Questions without Notice
My question is to the Minister representing the Minister for Education and Youth, Senator Reynolds. Could the minister update the Senate on how the childcare system in Australia is supporting women's participation in the workforce?
I thank Senator Hughes for the question and for her passion and commitment to the childcare sector. Supporting the economic security of women is a key and enduring priority for the Morrison government. This is why we are addressing the barriers to women's workforce participation through record childcare funding. This funding sees $10.3 billion being spent this year, including $9 billion to subsidise the fees set by childcare services.

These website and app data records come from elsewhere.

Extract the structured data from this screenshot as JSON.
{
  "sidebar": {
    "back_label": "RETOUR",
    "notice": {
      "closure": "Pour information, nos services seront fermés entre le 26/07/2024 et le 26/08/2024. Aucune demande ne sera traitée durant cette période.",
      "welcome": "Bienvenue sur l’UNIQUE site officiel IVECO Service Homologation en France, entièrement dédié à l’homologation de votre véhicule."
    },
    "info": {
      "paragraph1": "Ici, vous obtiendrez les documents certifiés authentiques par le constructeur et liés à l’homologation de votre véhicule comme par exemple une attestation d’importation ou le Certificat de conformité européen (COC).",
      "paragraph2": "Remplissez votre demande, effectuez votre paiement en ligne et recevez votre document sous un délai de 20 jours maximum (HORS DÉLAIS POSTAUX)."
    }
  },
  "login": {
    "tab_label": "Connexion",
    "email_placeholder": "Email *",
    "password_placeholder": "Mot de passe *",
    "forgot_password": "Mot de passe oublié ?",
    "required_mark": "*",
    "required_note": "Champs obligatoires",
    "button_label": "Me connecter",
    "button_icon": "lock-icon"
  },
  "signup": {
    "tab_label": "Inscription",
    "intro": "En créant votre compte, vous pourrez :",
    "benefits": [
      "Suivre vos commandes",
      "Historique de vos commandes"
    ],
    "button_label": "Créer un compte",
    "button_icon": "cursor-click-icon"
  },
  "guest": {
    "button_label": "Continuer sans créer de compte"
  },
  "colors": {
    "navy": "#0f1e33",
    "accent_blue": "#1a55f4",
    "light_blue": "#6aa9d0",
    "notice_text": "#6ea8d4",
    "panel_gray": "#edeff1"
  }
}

In 2018, the Morrison government overhauled the childcare system to introduce one childcare subsidy, offering more support for families with lower incomes who needed it and also basing hours of subsidised care on family activity. Three years on, Australian families remain the beneficiaries of this government's childcare policies. In this year's budget, we went further. We announced an additional $1.7 billion to further help Australian families with more than one child aged five or under in those years that are the toughest on the hip pocket for families. By increasing the subsidy for families with a second or third child aged five or under, 250,000 Australian families will be better off.
This support will assist second-income earners in a family, often women, who want to return to work and work additional hours. Women's workforce participation has reached a record high of 61.8 per cent under our government, and that is something that we are incredibly proud of. We continue to put in place measures to support women who choose to work or to work more hours in the workforce.
Thank you, again, Senator Hughes. This one budget measure alone will support around 250,000 Australian families each and every year, and these are the families who need it the most. These families will benefit by up to $183 per week for their second child and any further child in the family under five who is also in care. This means that these families will be better off by $2,260 per year. That is a great outcome for these families. We're also removing the annual cap on subsidies of $10,560 a year, which currently only applies to families earning over $189,390. This measure will benefit around 18,000 families and mean no family will have an annual cap on their childcare subsidies. (Time expired)
Thank you, again, for the question. Today over 280,000 more children are in child care, and women's workforce participation has reached a record high, as I said, of 61.8 per cent in March this year, which is up from 58.7 per cent when Labor last left office. Let's never forget, when Labor were in government, fees went up 53 per cent, including a one-year spike of 14.5 per cent. Now, under Labor's so-called universal child care, a family earning a half a million dollars would receive $50,000 of taxpayer money for two children in full-time child care. This universal child care means they really don't care if parents are working to be eligible and they don't really have faith in parents actually deciding what is right for their families. Again, under this government— (Time expired)